Fortunately, as Jennifer Leman reports for Popular Mechanics, a group of researchers has come up with a way to accurately and non-invasively estimate the weight of wild whales, using aerial images taken by drones. The team’s study, published recently in Methods in Ecology and Evolution, focused on southern right whales—a baleen whale species, frolicking off the coast of Península Valdés, Argentina. But the researchers say their method has far-reaching implications. “Our approach can be directly applied to other marine mammals,” the study authors write.
Historically, data on whale body mass has been derived from dead specimens resulting from whaling operations, bycatch or strandings. But trying to determine the weight of a living whale based on a carcass is difficult. Bloating or deflation of the body can distort measurements, and working with a single dead sample does not allow scientists to track an individual whale’s weight over time. What’s more, lethal sampling—or killing a whale for the purposes of scientific study—is widely considered to be unethical.
This has left researchers with few options when it comes to figuring out just how chunky wild whales are. But knowing the animals’ weight is vital to gauging their overall health. As study co-author Michael J. Moore, a biologist and director of the Marine Mammal Center at the Woods Hole Oceanographic Institution, tells Jessica Leigh Hester of Atlas Obscura, body mass “tells you about the health of the animal, and in the context of its environment, it gives you a sense of how it’s doing nutritionally.”
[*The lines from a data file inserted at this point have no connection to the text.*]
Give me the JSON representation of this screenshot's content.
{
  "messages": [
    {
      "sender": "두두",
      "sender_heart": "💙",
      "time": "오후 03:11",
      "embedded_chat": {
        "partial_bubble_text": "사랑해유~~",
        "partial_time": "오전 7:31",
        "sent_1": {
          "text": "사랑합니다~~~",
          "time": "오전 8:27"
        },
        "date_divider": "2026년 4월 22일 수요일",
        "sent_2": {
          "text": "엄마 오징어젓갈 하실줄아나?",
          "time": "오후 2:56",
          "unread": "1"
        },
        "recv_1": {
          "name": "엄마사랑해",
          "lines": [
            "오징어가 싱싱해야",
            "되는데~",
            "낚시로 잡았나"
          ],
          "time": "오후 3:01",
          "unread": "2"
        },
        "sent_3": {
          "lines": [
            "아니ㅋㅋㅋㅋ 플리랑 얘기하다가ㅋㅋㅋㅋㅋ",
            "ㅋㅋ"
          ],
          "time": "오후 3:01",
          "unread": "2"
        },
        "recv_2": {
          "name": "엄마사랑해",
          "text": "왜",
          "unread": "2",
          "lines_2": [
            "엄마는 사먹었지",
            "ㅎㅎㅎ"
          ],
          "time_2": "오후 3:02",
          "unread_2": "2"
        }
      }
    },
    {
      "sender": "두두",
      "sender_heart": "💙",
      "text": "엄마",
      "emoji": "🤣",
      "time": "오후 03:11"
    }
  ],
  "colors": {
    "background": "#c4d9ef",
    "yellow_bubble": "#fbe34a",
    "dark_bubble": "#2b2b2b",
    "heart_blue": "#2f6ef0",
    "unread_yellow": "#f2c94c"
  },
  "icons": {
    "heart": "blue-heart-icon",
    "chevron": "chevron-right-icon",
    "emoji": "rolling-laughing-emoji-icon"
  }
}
“If the weight is insufficient,” Moore adds, “then the animal’s not going to get pregnant. It’s a critical number in terms of population.”
Hoping to find a better way to determine whale body mass, Moore and his colleagues used drones to take aerial photos of 86 southern right whales—48 calves, seven juveniles and 31 lactating females—in the clear, still waters off Península Valdés, where the species congregates during its breeding season. The researchers then calculated the animals’ approximate length, width and height, and estimated body shape and volume with the help of computer modelling. Finally, “to obtain a volume-to-mass conversion factor,” the model was used to estimate the body volume of eight North Pacific right whales, which had been lethally captured in whaling operations and whose body masses were known.
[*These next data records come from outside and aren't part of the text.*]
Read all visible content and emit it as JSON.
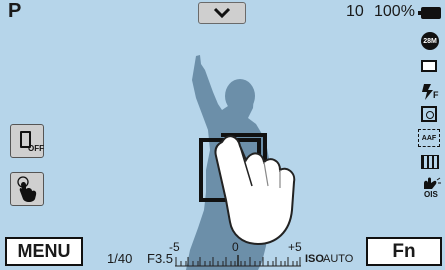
{
  "header": {
    "mode": "P",
    "shots_remaining": "10",
    "battery": "100%"
  },
  "icons": {
    "image_size": "28M",
    "flash_mode_suffix": "F",
    "af_label": "AAF",
    "stabilizer_label": "OIS"
  },
  "sidebar": {
    "self_timer_label": "OFF"
  },
  "footer": {
    "menu_label": "MENU",
    "fn_label": "Fn",
    "shutter": "1/40",
    "aperture": "F3.5",
    "ev_scale": [
      "-5",
      "0",
      "+5"
    ],
    "iso_label": "ISO",
    "iso_value": "AUTO"
  }
}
“This conversion factor was consequently used to predict the body mass of the free‐living whales,” the study authors explain.
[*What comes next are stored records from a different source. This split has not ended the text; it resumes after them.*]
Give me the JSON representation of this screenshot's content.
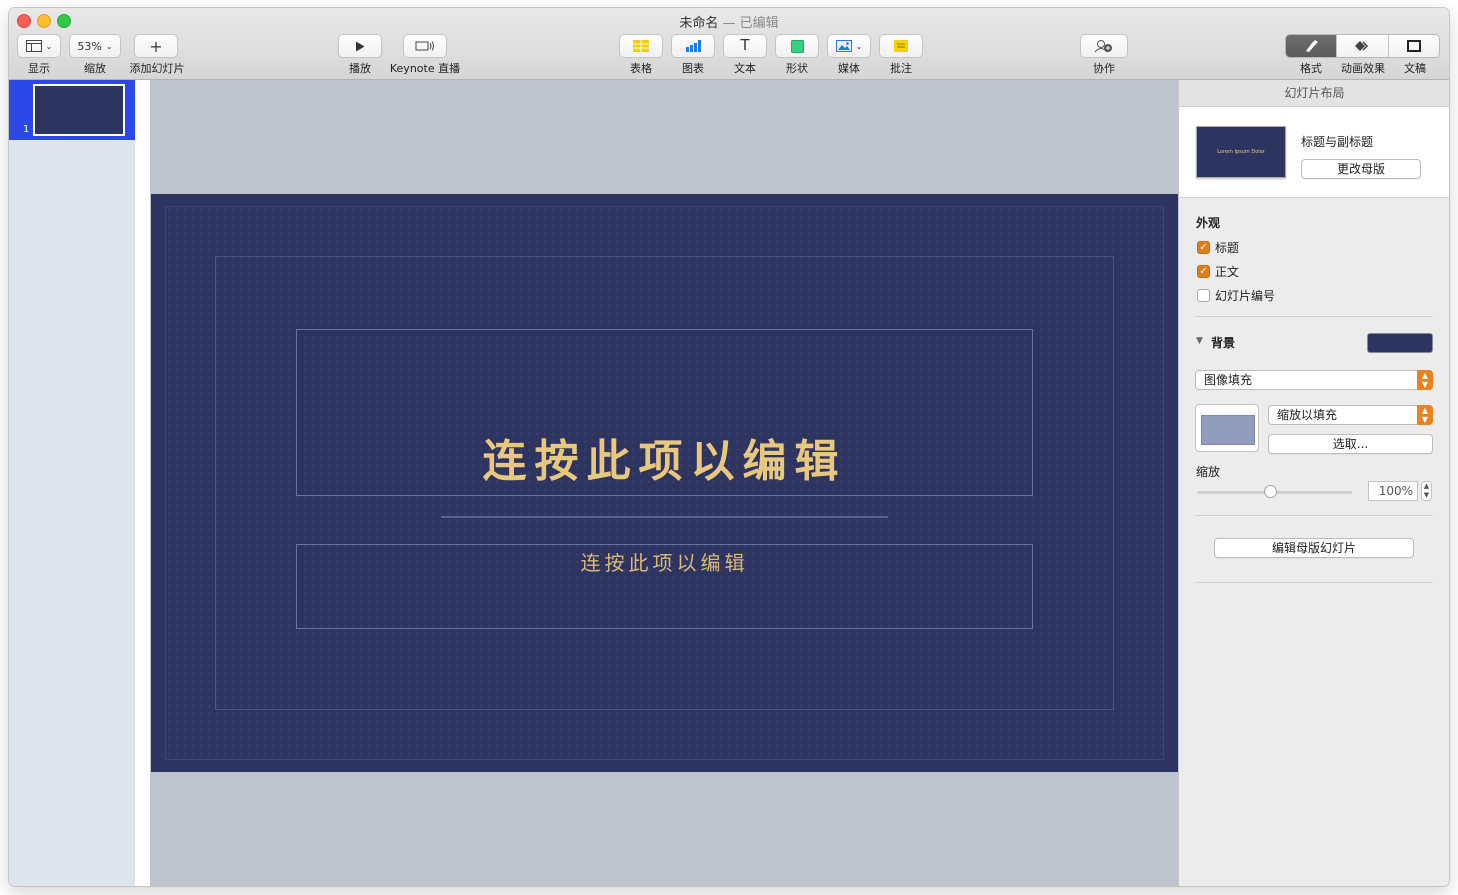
{
  "window": {
    "title": "未命名",
    "edited": "— 已编辑"
  },
  "toolbar": {
    "view_label": "显示",
    "zoom_value": "53%",
    "zoom_label": "缩放",
    "add_slide_label": "添加幻灯片",
    "play_label": "播放",
    "keynote_live_label": "Keynote 直播",
    "table_label": "表格",
    "chart_label": "图表",
    "text_label": "文本",
    "shape_label": "形状",
    "media_label": "媒体",
    "comment_label": "批注",
    "collaborate_label": "协作",
    "format_label": "格式",
    "animate_label": "动画效果",
    "document_label": "文稿"
  },
  "navigator": {
    "slides": [
      {
        "number": "1"
      }
    ]
  },
  "slide": {
    "title": "连按此项以编辑",
    "subtitle": "连按此项以编辑"
  },
  "inspector": {
    "header": "幻灯片布局",
    "layout_name": "标题与副标题",
    "layout_thumb_title": "Lorem Ipsum Dolor",
    "change_master_label": "更改母版",
    "appearance_label": "外观",
    "checkboxes": [
      {
        "label": "标题",
        "checked": true
      },
      {
        "label": "正文",
        "checked": true
      },
      {
        "label": "幻灯片编号",
        "checked": false
      }
    ],
    "background_label": "背景",
    "background_color": "#2e3460",
    "fill_type": "图像填充",
    "scale_mode": "缩放以填充",
    "choose_label": "选取...",
    "scale_label": "缩放",
    "scale_value": "100%",
    "edit_master_label": "编辑母版幻灯片"
  },
  "colors": {
    "accent": "#e8831f",
    "selection": "#2c47e8",
    "slide_bg": "#2e3460",
    "title_gold": "#e8c77f"
  }
}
The team’s predictions were in close range to existing body mass data for right whales, though the researchers concede that their method is not perfect. “We had to assume a constant body density of the whales, which is not realistic as the proportion of different body tissues (fat, muscle etc.) changes seasonally as the whales deposit or lose body condition,” explains Fredrik Christiansen, lead author of the new report and ecophysiologist with the Aarhus Institute of Advanced Studies in Denmark.
Jarrod Hodgson, an ecologist at the University of Adelaide who was not involved in the study, tells Hester that with the help of the new technique, scientists will be able to monitor the growth of individual whales, their daily energy requirements, how much prey they need to consume—factors that were difficult to assess without knowing the animals’ body mass.
“It will allow researchers to investigate questions that were previously off-limits or would have required techniques that negatively impacted sampled animals,” says Hodgson.